* Requirement
Copy out every line of the data where the word "Cities" is found.

───── Listed records ─────

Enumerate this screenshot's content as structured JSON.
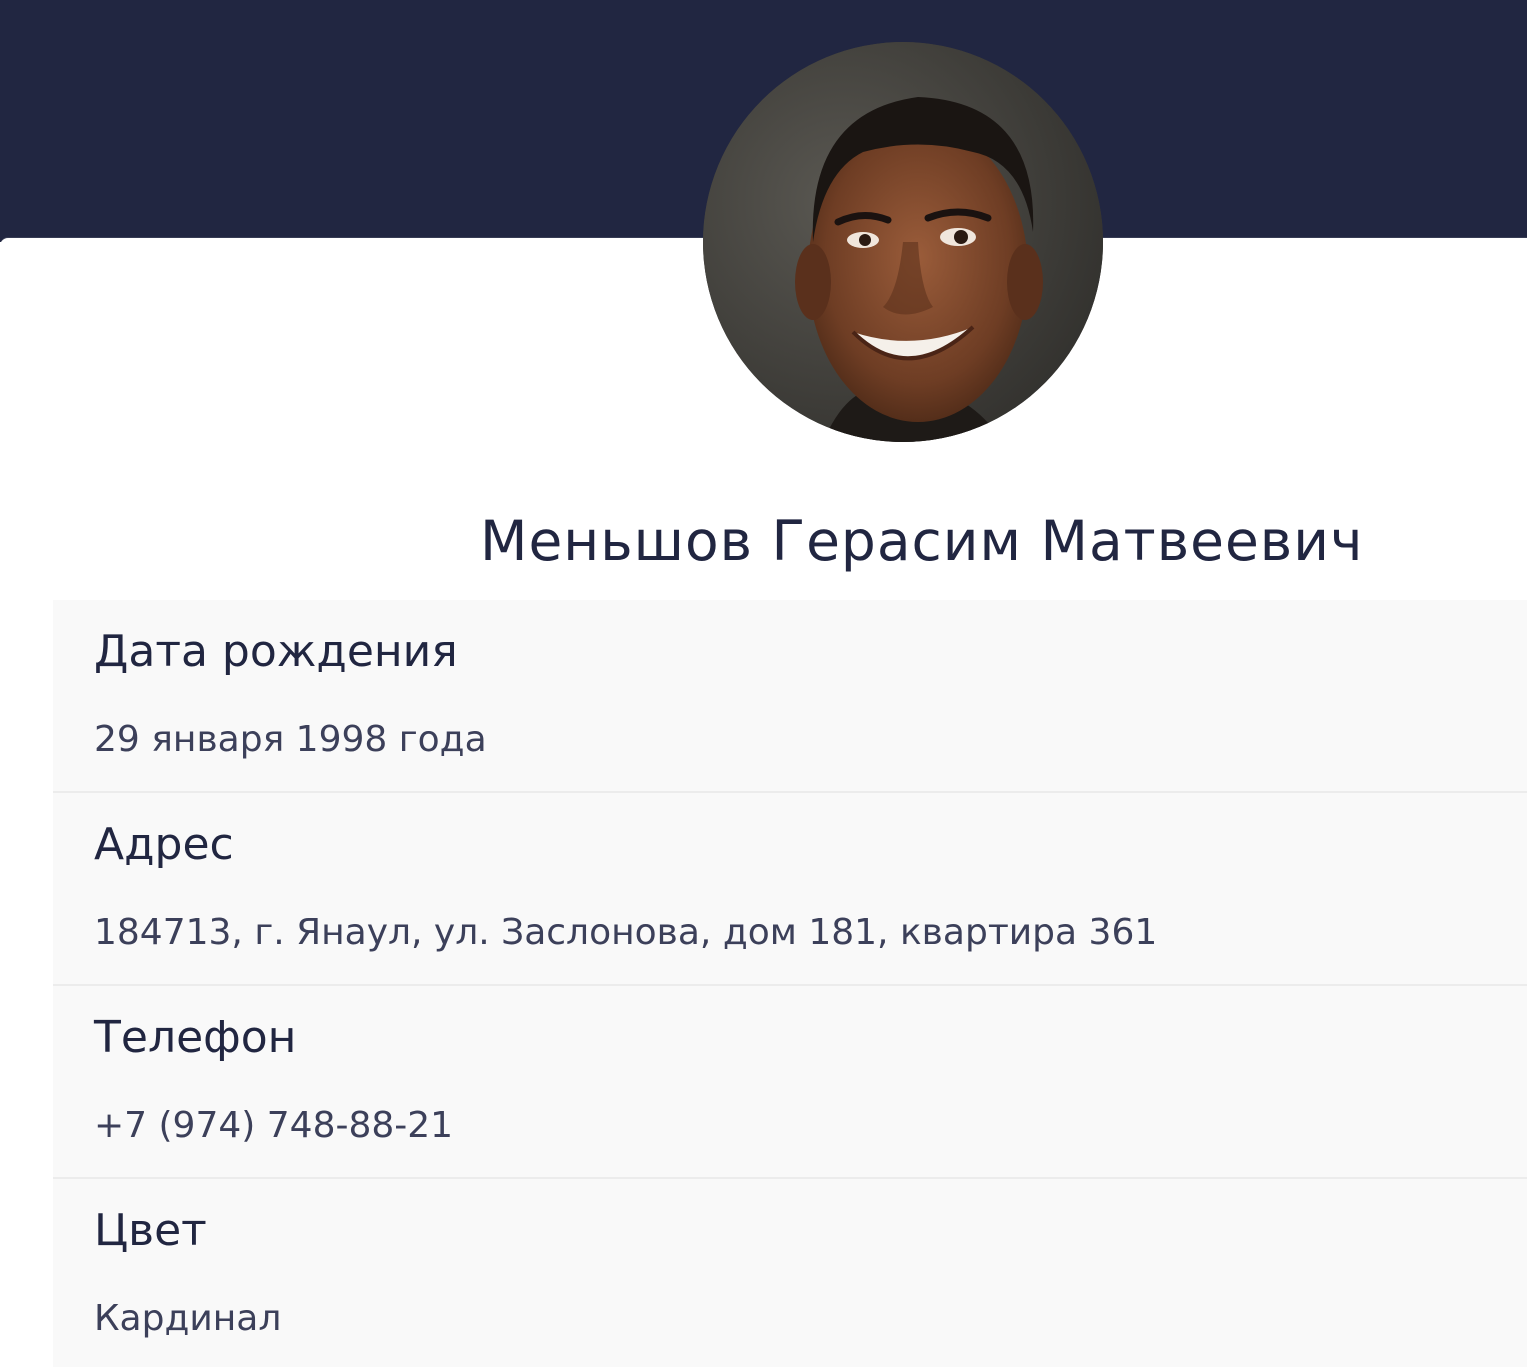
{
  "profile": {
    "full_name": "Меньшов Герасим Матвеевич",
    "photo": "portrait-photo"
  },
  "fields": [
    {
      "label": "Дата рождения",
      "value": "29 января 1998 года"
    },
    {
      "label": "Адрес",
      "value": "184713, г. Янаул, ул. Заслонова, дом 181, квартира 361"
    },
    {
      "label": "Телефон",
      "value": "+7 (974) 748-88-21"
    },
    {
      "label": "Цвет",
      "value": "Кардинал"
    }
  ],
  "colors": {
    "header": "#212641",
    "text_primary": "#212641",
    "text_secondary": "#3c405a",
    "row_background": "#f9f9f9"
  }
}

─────
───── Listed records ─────

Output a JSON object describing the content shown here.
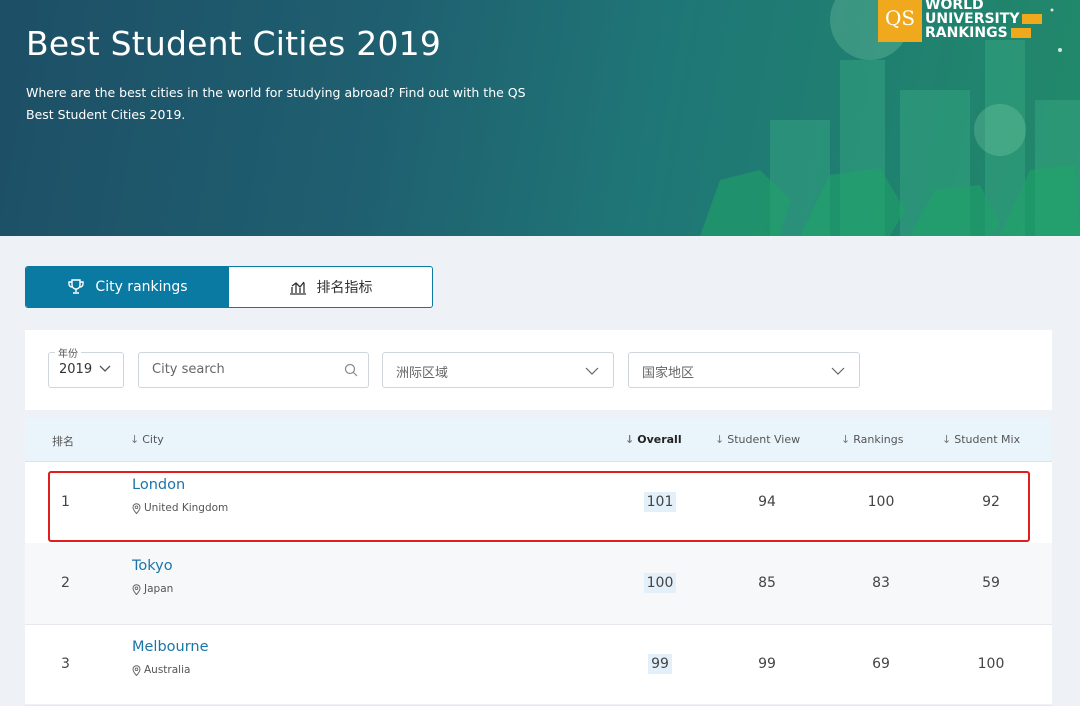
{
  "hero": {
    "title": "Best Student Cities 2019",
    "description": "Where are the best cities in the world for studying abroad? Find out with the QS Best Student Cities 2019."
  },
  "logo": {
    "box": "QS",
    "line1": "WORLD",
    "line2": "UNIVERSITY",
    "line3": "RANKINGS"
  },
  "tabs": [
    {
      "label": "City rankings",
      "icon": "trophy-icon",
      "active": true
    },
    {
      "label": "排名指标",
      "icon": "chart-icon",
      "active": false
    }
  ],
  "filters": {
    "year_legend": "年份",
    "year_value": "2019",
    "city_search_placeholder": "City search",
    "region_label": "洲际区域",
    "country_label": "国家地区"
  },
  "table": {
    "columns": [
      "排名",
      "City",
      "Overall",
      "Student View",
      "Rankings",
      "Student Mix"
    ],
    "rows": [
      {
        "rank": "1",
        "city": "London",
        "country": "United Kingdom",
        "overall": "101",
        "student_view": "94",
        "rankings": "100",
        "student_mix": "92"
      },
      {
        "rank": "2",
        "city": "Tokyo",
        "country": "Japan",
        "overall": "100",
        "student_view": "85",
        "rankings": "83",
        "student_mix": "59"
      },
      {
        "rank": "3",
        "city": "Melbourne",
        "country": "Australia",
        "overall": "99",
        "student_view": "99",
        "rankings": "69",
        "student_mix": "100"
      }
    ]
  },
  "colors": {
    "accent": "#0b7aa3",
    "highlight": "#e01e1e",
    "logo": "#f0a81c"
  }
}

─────

* The completed task
    "title": "Best Student Cities 2019",
    "description": "Where are the best cities in the world for studying abroad? Find out with the QS Best Student Cities 2019."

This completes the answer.